A collection of basketball facts that extend knowledge of the game rather than simply pepper it with curios.

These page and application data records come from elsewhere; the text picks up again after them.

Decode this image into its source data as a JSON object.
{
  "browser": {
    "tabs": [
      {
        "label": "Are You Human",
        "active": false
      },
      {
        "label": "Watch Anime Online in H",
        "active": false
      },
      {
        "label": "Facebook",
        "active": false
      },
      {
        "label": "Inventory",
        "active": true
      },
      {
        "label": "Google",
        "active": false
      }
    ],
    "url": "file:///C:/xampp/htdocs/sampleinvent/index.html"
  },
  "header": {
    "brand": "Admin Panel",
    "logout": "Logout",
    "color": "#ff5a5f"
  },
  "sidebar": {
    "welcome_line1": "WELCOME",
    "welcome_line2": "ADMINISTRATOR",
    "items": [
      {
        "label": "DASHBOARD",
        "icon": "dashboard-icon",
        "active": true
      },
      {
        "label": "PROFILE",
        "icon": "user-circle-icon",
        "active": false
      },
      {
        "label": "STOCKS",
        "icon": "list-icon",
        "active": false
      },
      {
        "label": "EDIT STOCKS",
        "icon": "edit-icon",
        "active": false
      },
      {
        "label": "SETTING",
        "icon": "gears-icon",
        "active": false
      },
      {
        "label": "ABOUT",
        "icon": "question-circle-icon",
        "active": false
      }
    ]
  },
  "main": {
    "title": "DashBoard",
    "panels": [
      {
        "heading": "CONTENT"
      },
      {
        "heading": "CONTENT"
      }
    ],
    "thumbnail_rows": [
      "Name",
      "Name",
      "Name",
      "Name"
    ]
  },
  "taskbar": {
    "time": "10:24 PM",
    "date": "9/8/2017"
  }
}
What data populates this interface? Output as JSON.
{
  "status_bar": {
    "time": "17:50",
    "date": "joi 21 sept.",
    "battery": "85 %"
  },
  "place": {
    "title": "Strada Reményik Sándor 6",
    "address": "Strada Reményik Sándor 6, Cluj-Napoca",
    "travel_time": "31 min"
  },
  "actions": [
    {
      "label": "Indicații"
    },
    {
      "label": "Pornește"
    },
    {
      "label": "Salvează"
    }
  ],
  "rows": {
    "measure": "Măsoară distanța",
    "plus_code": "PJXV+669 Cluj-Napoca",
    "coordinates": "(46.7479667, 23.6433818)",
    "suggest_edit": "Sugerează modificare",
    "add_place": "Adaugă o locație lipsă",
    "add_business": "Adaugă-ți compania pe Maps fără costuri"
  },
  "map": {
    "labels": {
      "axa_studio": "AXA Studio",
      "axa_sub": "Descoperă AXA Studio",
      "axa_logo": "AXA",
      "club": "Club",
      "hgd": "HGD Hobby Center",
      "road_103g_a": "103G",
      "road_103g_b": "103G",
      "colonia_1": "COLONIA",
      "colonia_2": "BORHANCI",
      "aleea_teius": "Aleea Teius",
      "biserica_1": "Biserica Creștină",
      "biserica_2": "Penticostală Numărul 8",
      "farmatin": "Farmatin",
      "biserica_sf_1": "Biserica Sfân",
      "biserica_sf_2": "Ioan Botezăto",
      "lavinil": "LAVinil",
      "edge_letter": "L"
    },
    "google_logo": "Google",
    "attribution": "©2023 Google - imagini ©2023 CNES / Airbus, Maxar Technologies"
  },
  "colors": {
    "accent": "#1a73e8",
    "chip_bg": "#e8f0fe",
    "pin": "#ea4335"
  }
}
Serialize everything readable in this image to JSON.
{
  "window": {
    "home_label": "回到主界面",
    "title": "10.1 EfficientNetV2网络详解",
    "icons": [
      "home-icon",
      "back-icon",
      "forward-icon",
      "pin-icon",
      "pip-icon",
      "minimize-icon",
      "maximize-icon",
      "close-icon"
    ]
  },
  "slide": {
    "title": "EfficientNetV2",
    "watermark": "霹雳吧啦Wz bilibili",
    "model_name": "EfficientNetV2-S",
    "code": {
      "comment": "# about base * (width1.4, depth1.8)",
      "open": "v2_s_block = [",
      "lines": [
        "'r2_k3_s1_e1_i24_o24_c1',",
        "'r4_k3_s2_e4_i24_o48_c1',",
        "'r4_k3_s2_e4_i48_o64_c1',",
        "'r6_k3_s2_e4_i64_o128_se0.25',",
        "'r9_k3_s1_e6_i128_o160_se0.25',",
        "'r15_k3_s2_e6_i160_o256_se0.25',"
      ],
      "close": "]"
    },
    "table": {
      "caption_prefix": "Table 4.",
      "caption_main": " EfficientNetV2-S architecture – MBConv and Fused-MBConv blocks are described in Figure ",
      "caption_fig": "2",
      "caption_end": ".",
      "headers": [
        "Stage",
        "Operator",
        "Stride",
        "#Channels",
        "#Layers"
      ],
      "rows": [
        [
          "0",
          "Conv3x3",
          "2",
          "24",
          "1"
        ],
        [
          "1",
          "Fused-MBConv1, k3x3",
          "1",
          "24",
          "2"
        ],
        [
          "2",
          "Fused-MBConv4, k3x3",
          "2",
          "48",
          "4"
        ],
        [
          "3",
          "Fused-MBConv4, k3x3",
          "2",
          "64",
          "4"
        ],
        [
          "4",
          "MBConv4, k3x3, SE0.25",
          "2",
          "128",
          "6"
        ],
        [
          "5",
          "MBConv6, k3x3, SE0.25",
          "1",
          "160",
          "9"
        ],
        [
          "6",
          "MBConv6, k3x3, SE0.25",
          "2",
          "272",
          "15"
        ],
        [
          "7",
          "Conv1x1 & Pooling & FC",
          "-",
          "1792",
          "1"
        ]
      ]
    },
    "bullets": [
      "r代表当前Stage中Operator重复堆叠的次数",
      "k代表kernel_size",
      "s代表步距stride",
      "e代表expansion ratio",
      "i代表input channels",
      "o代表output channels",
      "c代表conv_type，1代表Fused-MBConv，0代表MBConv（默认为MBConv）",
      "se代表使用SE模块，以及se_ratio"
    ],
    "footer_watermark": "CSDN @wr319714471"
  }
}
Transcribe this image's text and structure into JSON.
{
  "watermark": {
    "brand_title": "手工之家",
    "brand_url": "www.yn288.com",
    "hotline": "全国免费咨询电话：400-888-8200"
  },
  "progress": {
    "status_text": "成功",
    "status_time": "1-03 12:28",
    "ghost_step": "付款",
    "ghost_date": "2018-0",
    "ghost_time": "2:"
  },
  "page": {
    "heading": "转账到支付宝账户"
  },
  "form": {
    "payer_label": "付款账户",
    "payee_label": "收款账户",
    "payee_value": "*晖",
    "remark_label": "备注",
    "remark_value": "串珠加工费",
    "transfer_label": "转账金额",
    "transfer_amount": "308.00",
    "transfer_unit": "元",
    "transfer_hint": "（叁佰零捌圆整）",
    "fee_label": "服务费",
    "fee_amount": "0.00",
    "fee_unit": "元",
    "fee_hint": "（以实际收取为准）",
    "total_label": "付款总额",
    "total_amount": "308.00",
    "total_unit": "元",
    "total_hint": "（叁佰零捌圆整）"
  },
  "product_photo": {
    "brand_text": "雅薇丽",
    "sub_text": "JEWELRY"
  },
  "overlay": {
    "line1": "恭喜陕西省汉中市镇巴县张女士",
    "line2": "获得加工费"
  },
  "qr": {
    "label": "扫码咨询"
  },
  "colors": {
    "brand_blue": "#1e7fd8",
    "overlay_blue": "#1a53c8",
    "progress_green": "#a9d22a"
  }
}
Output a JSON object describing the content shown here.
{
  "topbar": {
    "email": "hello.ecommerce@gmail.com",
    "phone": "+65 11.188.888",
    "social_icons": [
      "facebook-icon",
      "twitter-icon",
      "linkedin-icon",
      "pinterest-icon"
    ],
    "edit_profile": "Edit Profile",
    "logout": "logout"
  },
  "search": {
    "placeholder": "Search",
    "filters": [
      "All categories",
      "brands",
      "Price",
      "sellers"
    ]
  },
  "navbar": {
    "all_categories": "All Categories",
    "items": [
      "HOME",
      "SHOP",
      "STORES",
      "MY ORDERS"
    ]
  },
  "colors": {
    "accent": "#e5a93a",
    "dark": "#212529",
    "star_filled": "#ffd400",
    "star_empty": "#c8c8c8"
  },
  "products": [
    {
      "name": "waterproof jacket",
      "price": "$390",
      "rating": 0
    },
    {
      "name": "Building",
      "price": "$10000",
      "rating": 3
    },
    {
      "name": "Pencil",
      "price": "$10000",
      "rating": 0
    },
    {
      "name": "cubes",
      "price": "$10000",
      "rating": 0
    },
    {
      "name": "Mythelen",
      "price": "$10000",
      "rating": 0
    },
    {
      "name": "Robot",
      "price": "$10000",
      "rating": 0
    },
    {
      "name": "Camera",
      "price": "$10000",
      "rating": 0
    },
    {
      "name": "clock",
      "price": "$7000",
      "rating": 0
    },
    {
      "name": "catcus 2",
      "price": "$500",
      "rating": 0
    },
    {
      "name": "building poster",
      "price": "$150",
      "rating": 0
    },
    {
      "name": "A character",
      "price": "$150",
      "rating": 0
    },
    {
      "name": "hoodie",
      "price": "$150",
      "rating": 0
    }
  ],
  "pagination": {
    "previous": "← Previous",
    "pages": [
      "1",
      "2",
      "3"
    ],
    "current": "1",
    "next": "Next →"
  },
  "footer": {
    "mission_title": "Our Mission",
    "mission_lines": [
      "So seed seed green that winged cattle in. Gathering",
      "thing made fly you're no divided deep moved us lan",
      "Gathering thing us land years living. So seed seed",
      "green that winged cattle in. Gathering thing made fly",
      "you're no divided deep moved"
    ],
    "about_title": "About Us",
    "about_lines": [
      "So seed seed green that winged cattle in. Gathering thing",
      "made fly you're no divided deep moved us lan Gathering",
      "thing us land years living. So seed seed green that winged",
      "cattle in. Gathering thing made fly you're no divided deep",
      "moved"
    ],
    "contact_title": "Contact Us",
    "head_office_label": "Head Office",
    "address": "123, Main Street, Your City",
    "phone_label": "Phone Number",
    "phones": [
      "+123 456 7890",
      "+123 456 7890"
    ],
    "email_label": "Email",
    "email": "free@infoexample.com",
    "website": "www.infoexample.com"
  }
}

Sylvester has gathered here a healthy variety of basketball information that helps set the sport in evolutionary and socio-economic contexts. It starts, of course, with James Naismith, a peach basket, and a bunch of bored boys. And certainly the inclusion of some oddballogy keeps readers entertained: “The backboard appeared in 1895 to stop spectators from reaching for the ball.” A two-page spread on hair is also worthy of extended examination, with the likes of Dr. J, James Harden, Metta World Peace, Brittney Griner, Skylar Diggins, and, never to be forgotten, Dennis Rodman—all represented only by hair placed over negative space. There are nods to the WNBA and the importance of Title IX, but what gives the book its real oomph is introducing questions of race, sexual orientation, global reach, the wheelchair game, and economic accessibility in the form of street games. A fascinating chronology of African-American involvement in basketball is scattered throughout the pages, and there’s a clear sense of the game’s salary caps and loopholes as well as some good, sly pokes at the cheats: “Harvard’s team was suspended from games in 1999 when it was discovered that some of its players were paying other students to do their homework. Seems they didn’t learn their lesson: it happened again 12 years later!”
“Supercool” indeed. (Nonfiction. 8-14)